The size of the bailout came to light after Bloomberg LP, the parent of Bloomberg News, won a court battle against the Fed and a group of the biggest banks called Clearing House Association. The amount of money the central bank parceled out dwarfed the Treasury Department’s better-known $700 billion Troubled Asset Relief Program, or TARP.
Few people were aware of this, partly because bankers didn’t disclose the extent of their borrowing. JPMorgan Chase Chief Executive Officer Jamie Dimon told shareholders in March 2010 that his bank used the Fed’s Term Auction Facility “at the request of the Federal Reserve to help motivate others to use the system.” He didn’t say that the New York-based bank’s total TAF borrowings were almost twice its cash holdings or that its peak borrowing of $48 billion came more than a year after the program’s creation.
On Nov. 26, 2008, Bank of America’s then-CEO Kenneth Lewis wrote to shareholders that he headed “one of the strongest and most stable major banks in the world.” He didn’t say that Bank of America owed the Fed $86 billion that day. Bank of America’s borrowing peaked at $91.4 billion in February 2009.
Howard Opinsky, a JPMorgan spokesman, declined to comment, as did Bank of America’s Jerry Dubrowski.

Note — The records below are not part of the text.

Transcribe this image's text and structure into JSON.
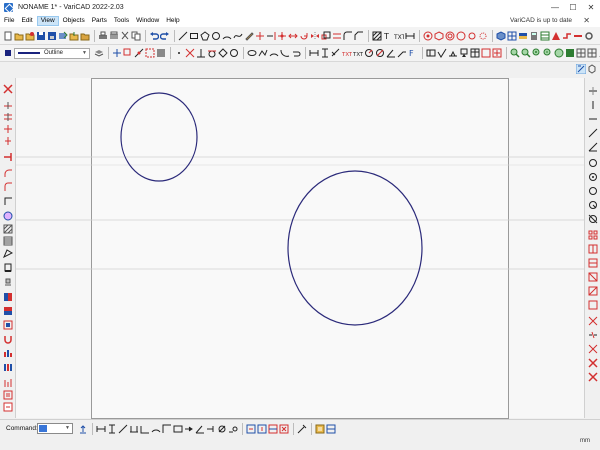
{
  "window": {
    "title": "NONAME 1* - VariCAD 2022-2.03",
    "app_icon": "varicad-icon",
    "controls": {
      "minimize": "—",
      "maximize": "☐",
      "close": "✕"
    }
  },
  "menu": {
    "items": [
      "File",
      "Edit",
      "View",
      "Objects",
      "Parts",
      "Tools",
      "Window",
      "Help"
    ],
    "active": "View",
    "update_notice": "VariCAD is up to date",
    "close_glyph": "✕"
  },
  "line_style": {
    "label": "Outline",
    "color": "#1a237e"
  },
  "command": {
    "label": "Command:",
    "value": ""
  },
  "status": {
    "units": "mm"
  },
  "drawing": {
    "objects": [
      {
        "type": "ellipse",
        "name": "small-circle"
      },
      {
        "type": "ellipse",
        "name": "large-circle"
      }
    ],
    "stroke_color": "#2b2a7a"
  },
  "colors": {
    "accent": "#d32f2f",
    "icon_blue": "#1f4fa8",
    "icon_green": "#2e7d32",
    "selection": "#cce4f7"
  }
}
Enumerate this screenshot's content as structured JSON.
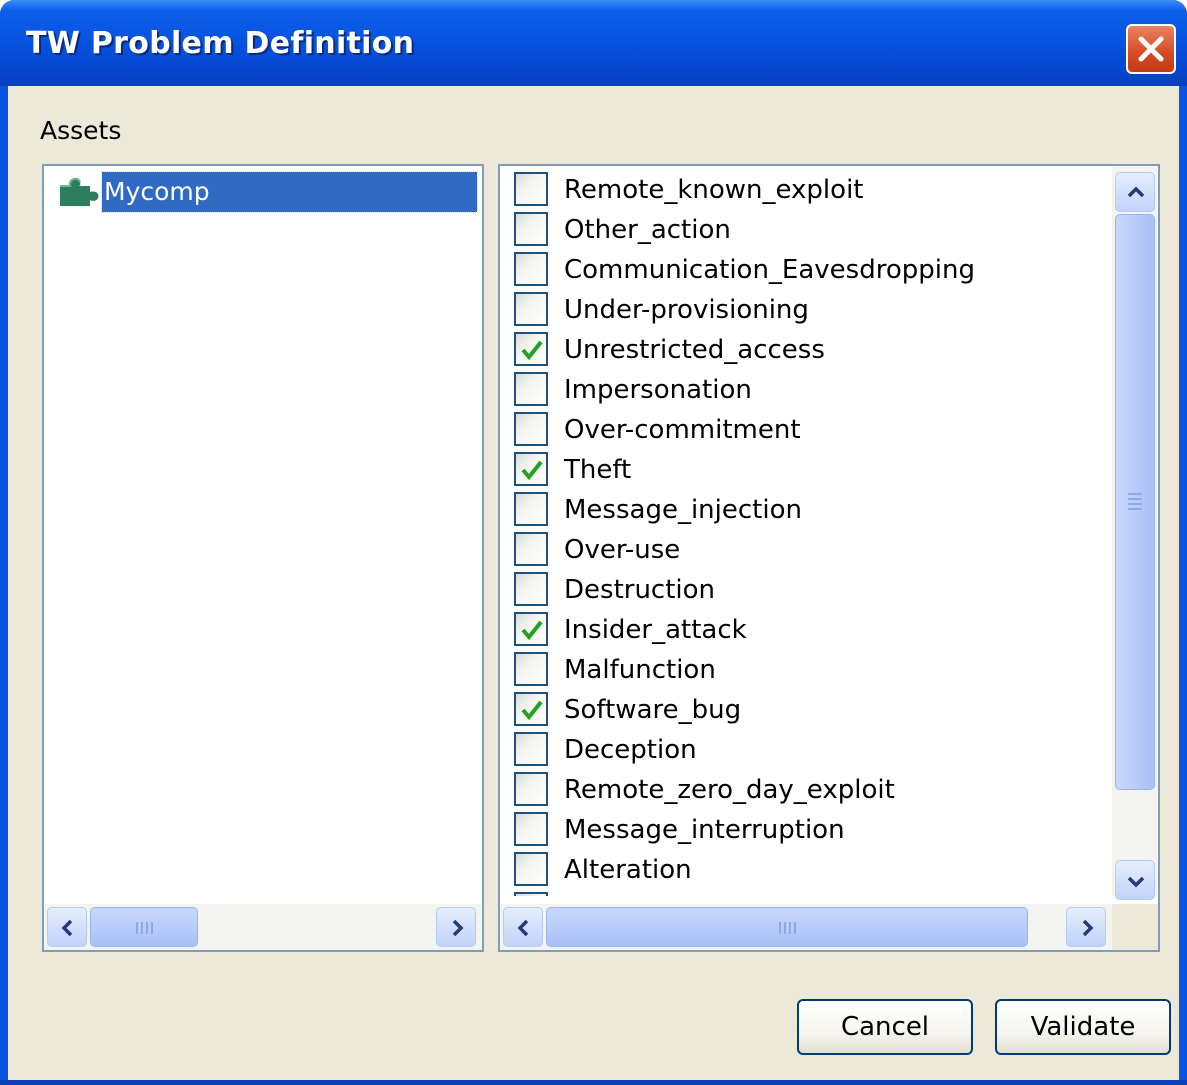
{
  "window": {
    "title": "TW Problem Definition"
  },
  "assets": {
    "label": "Assets",
    "tree": [
      {
        "label": "Mycomp",
        "selected": true
      }
    ]
  },
  "threats": [
    {
      "label": "Remote_known_exploit",
      "checked": false
    },
    {
      "label": "Other_action",
      "checked": false
    },
    {
      "label": "Communication_Eavesdropping",
      "checked": false
    },
    {
      "label": "Under-provisioning",
      "checked": false
    },
    {
      "label": "Unrestricted_access",
      "checked": true
    },
    {
      "label": "Impersonation",
      "checked": false
    },
    {
      "label": "Over-commitment",
      "checked": false
    },
    {
      "label": "Theft",
      "checked": true
    },
    {
      "label": "Message_injection",
      "checked": false
    },
    {
      "label": "Over-use",
      "checked": false
    },
    {
      "label": "Destruction",
      "checked": false
    },
    {
      "label": "Insider_attack",
      "checked": true
    },
    {
      "label": "Malfunction",
      "checked": false
    },
    {
      "label": "Software_bug",
      "checked": true
    },
    {
      "label": "Deception",
      "checked": false
    },
    {
      "label": "Remote_zero_day_exploit",
      "checked": false
    },
    {
      "label": "Message_interruption",
      "checked": false
    },
    {
      "label": "Alteration",
      "checked": false
    },
    {
      "label": "",
      "checked": false
    }
  ],
  "buttons": {
    "cancel": "Cancel",
    "validate": "Validate"
  },
  "colors": {
    "selection": "#316ac5",
    "check": "#21a121",
    "titlebar": "#0650de"
  },
  "icons": {
    "close": "close-icon",
    "tree_node": "puzzle-icon"
  }
}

The Fed, headed by Chairman Ben Bernanke, has been lending money to banks since just after its founding in 1913. Starting in August 2007, when confidence in banks began to wane, it created a variety of ways to bolster the financial system with cash or easily traded securities. By the end of 2008, the central bank had established or expanded 11 lending facilities catering to financial firms that couldn’t get short-term loans from their usual sources.
The central bank initially released lending data in aggregate form only. Who borrowed and how much were kept from public view. The secrecy extended even to top aides of then- Treasury Secretary Henry Paulson who managed TARP, say two former senior Treasury officials who requested anonymity.
The six biggest U.S. banks, which received $160 billion of TARP funds, borrowed as much as $460 billion from the Fed, measured by peak daily debt. Morgan Stanley was the top borrower with a peak of $107 billion on Sept. 29, 2009.